Vietnam meets France meets Western Australia's sprawling Great Southern region by way of a Parisian-themed small bar inside one of the state's first licensed hotels. Liberté might be one of this country's most singular and idiosyncratic prospects, yet its spirited brand of hospitality is all too easy to fall for. Here's the plan. Either bag a seat in the bistro-inspired front room (handsome wooden bar, round zinc tables, ephemera galore) or commandeer a sofa in the Belle Époque-era parlour. Kick things off with a round of local beers, wines or well-made cocktails from bar manager and gracious host Keryn Giles, then begin your assault on the menu. Amy Hamilton believes in flavour and cooking without borders, so her Indochine steak tartare is crunched up with fried shallots, jewels of finger lime add pop to jet-black salt and pepper squid, and vegetarian potato and fennel dumplings are showered with crisp matchsticks of pommes pailles. Be it garlic-bread gougères to start, fat profiteroles filled with Vietnamese coffee ice-cream to finish, or a sassy floor team right through, Liberté has no shortage of ambassadors to make its case as a shining regional star.
160-162 Stirling Tce, Albany, WA, libertealbany.com.au
The grand reveal of Millbrook's vines, man-made lake and handsome stone cellar door is reason enough to make the one-hour drive from Perth to historic Jarrahdale. The view gets even better from the first-floor dining room. Initially, it's the wraparound vistas of the surrounding forest that strike you, but once the vegetable-forward food of Guy Jeffreys joins the party – and Millbrook is definitely a long lunch best enjoyed in numbers – the focus quickly reverts to what's happening tableside. The kitchen's choice entrée is the most direct line to the organic estate garden and might feature sweet Hungarian peppers, grilled and stuffed with rice, or thick-cut raw kingfish showered with grated horseradish and thumb-sized caigua, the Bolivian cucumbers.
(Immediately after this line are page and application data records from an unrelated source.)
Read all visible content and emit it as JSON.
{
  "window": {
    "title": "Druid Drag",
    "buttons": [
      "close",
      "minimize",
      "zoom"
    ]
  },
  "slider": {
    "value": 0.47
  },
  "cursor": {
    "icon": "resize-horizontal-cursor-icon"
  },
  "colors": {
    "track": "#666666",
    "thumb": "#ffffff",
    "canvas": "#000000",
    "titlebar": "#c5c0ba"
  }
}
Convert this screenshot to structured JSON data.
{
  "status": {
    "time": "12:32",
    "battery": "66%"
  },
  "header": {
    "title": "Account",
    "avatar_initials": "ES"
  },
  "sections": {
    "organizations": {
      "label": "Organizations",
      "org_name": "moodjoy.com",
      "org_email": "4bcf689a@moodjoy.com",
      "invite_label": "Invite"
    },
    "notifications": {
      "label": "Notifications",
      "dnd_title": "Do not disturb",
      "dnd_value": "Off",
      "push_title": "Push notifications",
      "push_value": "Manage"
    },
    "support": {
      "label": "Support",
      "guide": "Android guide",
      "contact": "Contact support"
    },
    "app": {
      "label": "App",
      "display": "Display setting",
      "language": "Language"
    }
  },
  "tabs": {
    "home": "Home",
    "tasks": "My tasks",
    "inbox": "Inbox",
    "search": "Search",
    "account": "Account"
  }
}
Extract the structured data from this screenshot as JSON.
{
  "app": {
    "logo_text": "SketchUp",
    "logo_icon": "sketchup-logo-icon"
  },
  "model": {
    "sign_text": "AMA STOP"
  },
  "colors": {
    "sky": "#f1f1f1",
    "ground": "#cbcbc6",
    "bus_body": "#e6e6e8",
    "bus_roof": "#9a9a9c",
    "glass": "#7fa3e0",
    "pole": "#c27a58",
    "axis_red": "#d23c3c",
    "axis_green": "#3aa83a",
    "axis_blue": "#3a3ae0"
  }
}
Despite this focus on heirloom varieties, the menu also celebrates the familiar. Dry-aged, bone-in blade steak is served with squeaky string beans and house-made potato crisps. Watermelon and chilli salt combine in an unexpected pre- dessert. Wines priced at a steal, relaxed service, and homely desserts like chocolate parfait served simply with blood plums, reinforce the accessibility of this essential destination restaurant.
Old Chestnut La, Jarrahdale, WA, millbrook.wine
Millbrook Winery.
It's the little things that make this cellar door restaurant a must on any Margaret River eating itinerary. The vibrancy of local whiting, quick-cured to order and presented on a slick of dashi-enriched cream. The give of noodle- like strands of squid, poached in butter and served in a bright broth sharpened with preserved lemon. The tangle of precision-sliced snow peas that conceal fat baked-potato gnocchi, as much an aesthetic flourish as it is about playing crunch against soft. Yet despite all this minutiae, this sleek dining room – all dark surfaces and terrazzo flooring – nails the bigger things, too. "Side dish" seems like a put-down for something as well built as a half-head of cauliflower enriched with miso butter, the steadily expanding wine range has zero weak spots, and the view of the vines and surrounding valley remains a conversation stopper – as is a glossy, chocolate-coated cube of salted caramel and chocolate mousse, the latest in Seth James's ongoing series of photo-ready desserts. A polished floor team, meanwhile, underscores Wills Domain as the complete Margaret River lunchtime package.
Cnr Brash & Abbey Farm Rds, Yallingup, WA, willsdomain.com.au